Before you get started, take a moment to review the USDA Plant Hardiness Zone Map for your area. Knowing your hardiness zone will help you pick the plants that are appropriate for where you live. The hardiness zone is most important for perennials and shrubs that will live through the winter.
Picking plants that are appropriate for your zone will aid in your gardening success and prevent frustrations. No one wants to see their hard work and money go to waste when they realize their plants didn’t make it through the winter.
Know your zone, so you can reap the benefits of seeing those plants grow and come up again and again, year after year!
USDA Plant Hardiness Zone Map
You have probably seen this color coded map before and may have wondered, what does it all mean?
The 2012 USDA Plant Hardiness Zone Map is the standard by which gardeners and growers can determine which plants are most likely to thrive at a location. (planthardiness.ars.usda.gov)
The Hardiness Zone Map Explained
The Hardiness Zone Map will show the average annual extreme minimum temperature by location. Average annual extreme minimum temperature ranges are represented by different colors. The different colors are called zones and have an accompanying number. The color key on the map represents these minimum extreme temperatures and their zone number (for example: 35-40 degrees is zone 10b).
To show an example of how this works, we will use the states of West Virginia and Virginia.
According to the West Virginia map, this state experiences the extreme minimum temperatures of -20 to -15 and 0 to 5 depending on the location within the state. What this tells us is there are areas of West Virginia that get much colder in the winter months than other areas. Plants will need to be hardier to withstand the low temperatures of West Virginia zone 5a and 5b than in the state’s warmer zone 7a.
According to the Virginia map, this state experiences the extreme minimum temperatures of -20 to -15 and 10 to 15 depending on the location within the state. Virginia experiences a wider range of minimum temperatures. Plants that have the hardiness zone appropriate for Virginia Beach may not survive the winter months in the cooler mountain areas west of Charlottesville.
Find your Zone
To learn what zone you live in, visit the USDA Agricultural Research Service website. You can search for your hardiness zone by entering your ZIP Code. Once you enter the ZIP Code, it will give the exact zone for that location.
Another way to find your zone is to use the interactive map which allows you to click on your state. Once you click on your state, you will be shown the color coded map. Find your area then use the map key to find your zone number.

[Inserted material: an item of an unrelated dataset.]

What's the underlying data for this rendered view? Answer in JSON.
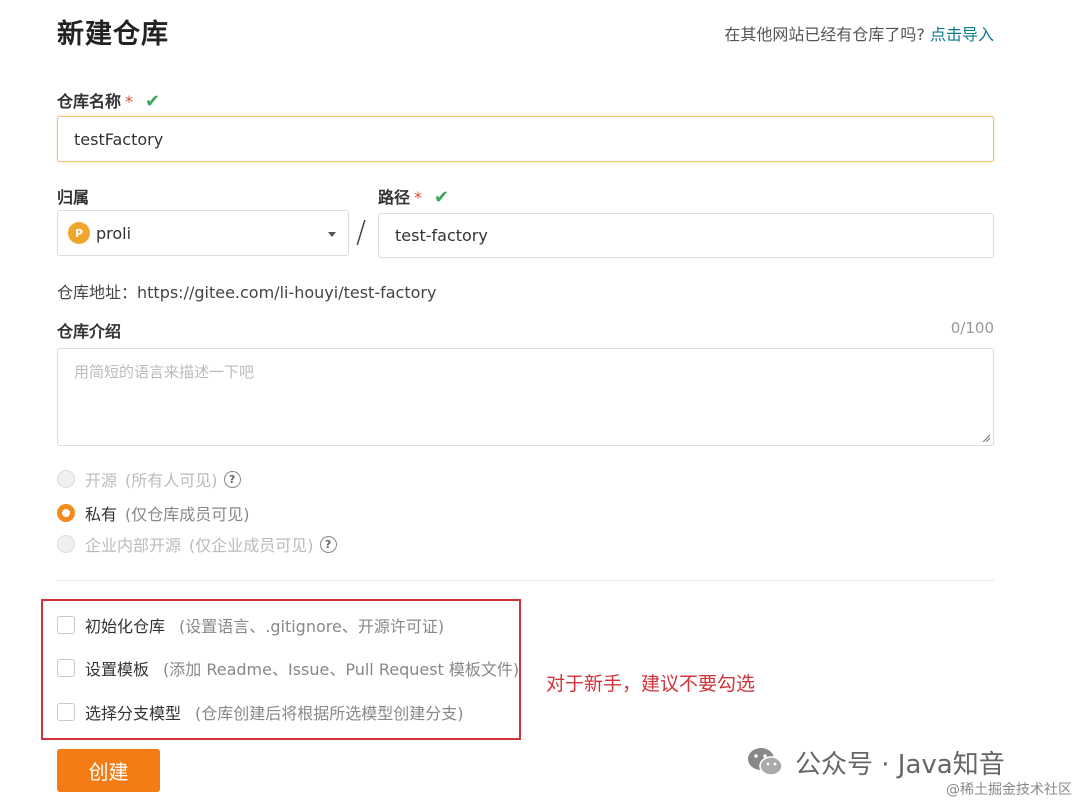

Check for Plant Hardiness
You know your zone, so how do you find appropriate plants?
When choosing plants, make sure to refer to the tag. The tag will show the hardiness temperature along with other important information. Some plant tags will have the actual zone number (for example 5a). Some tags will show the ‘hardy to’ temperature. Pick plants that are hardy to your zone, so they are more likely to live through your location’s winter months.
Make sure to pay attention to the additional information on the tag. Along with plant hardiness, you will need to understand the other conditions necessary for that plant’s success. If you are still not sure if the plant will work in a specific area in your yard, be sure to ask the gardening center sales associate for assistance.
Gardening can be rewarding and at times frustrating. Make sure to get in the zone and know your location’s USDA plant hardiness zone number to improve your gardening success. Planting plants appropriate for where you live can reward you with ongoing growth and beauty.
If you are interested in learning more about plants that work in your area, contact your local county extension office. Local extensions may have volunteer Master Gardeners that are trained to assist you.
Happy National Garden Month!